We extend sincere thanks and appreciation to our amazing volunteers who selflessly donate time, effort and enthusiasm to help us “make cancer history.”

Founded in 1938, the Canadian Cancer Society is a volunteer-based organization. Initially, volunteers helped to communicate the early warning signs of cancer to the public.

Today, almost 70 years later, thousands of volunteers continue to help others cope with cancer through prevention, information, advocacy, research and support initiatives.

Volunteers are at the very heart of the Canadian Cancer Society. Their outstanding support and commitment in communities from Old Crow to Watson Lake make a tremendous difference to those who have been affected by cancer.

We were pleased at our recent Daffodil Luncheon to honour Mary Mickey and Laurie Babala as Yukon Region Volunteers of the Year.

Mickey and Babala are tireless in their efforts with our Rent-a-Santa program and other society initiatives.

Thank you to those who currently volunteer with the Canadian Cancer Society and other charitable organizations.

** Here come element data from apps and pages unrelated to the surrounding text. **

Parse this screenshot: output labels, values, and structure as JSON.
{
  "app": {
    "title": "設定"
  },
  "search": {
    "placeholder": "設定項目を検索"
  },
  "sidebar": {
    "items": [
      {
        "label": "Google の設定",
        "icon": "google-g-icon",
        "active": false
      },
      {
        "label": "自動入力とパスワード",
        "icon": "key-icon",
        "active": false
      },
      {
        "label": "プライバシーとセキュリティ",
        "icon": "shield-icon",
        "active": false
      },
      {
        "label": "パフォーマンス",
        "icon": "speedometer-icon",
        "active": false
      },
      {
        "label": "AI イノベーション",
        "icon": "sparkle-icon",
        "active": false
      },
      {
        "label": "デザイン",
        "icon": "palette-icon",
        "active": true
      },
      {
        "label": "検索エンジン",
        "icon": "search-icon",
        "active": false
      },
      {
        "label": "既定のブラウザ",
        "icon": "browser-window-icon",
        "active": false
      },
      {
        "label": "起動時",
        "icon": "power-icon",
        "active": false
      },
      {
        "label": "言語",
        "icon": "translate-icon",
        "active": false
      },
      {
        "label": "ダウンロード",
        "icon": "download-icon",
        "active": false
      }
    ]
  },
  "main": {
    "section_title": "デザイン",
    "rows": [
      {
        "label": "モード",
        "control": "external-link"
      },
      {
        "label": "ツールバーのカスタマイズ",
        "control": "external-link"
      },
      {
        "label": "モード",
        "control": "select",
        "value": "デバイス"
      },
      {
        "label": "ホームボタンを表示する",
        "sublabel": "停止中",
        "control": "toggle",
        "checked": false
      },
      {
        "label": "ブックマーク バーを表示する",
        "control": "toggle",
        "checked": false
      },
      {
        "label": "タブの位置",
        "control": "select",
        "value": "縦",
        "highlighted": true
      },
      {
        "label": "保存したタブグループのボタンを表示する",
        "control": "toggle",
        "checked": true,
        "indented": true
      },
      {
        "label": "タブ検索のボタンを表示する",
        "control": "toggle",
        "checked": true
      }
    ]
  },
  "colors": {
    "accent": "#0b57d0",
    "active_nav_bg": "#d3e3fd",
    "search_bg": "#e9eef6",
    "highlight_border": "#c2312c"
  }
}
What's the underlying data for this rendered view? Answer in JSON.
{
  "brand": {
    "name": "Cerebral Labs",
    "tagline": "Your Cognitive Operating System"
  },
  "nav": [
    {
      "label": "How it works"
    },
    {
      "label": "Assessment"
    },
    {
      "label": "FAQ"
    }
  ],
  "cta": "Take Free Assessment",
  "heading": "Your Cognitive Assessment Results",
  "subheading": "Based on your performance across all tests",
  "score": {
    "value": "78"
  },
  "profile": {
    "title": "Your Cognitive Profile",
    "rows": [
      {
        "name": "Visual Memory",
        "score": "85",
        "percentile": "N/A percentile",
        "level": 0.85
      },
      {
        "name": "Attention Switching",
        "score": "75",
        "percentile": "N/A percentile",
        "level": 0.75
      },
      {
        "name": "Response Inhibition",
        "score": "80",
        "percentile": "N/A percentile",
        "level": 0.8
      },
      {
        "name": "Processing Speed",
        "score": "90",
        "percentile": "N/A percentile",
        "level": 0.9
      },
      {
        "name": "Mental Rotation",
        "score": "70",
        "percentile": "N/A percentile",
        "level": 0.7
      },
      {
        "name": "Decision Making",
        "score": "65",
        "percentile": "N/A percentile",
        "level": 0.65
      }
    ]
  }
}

Your efforts and enthusiasm are truly appreciated.

Scott Kent, Manager, Yukon Region, Canadian Cancer Society, BC and Yukon Division


Walk-in clinics preferred

Re Prescriptions fetch fast cash and crack cocaine (the News, March 23):

Do not use the same brush to paint all walk-in clinics.

I have to say, in all my years of medical problems, that I was given way more prescription medicines as candy (i.e. Band-Aid effect), medicines that did not really help me, while attending all the ‘regular medical clinics’, more so than I have anywhere else.

These prescribed medicines were valium, Ativan, T3s, and so on — medicines that did not really help my medical problem … just covered it up.

Rather than testing and getting to proper diagnosis, I was given something to tranquilize or deaden pain.

I have had far better care and genuine concern shown to me from Dr. Bekhit (Second Avenue Walk-in Clinic) than I ever was given by several of the long line of doctors at the ‘normal’ clinics.

I have been treated like a human being with dignity, been shown genuine compassion and good bedside manners by Dr. Bekhit.

He has shown me more willingness to request tests and refer to specialists than to just prescribe any old thing for ‘Band-Aid’ effect.

I therefore ended up with proper diagnosis, which should have been looked into years ago. That is what I would call a sincere medical doctor!

I have found this to be true of the doctors I have seen who have come from Egypt or similar places. I certainly feel more confident with the care and expertise they have given me.

Name withheld by request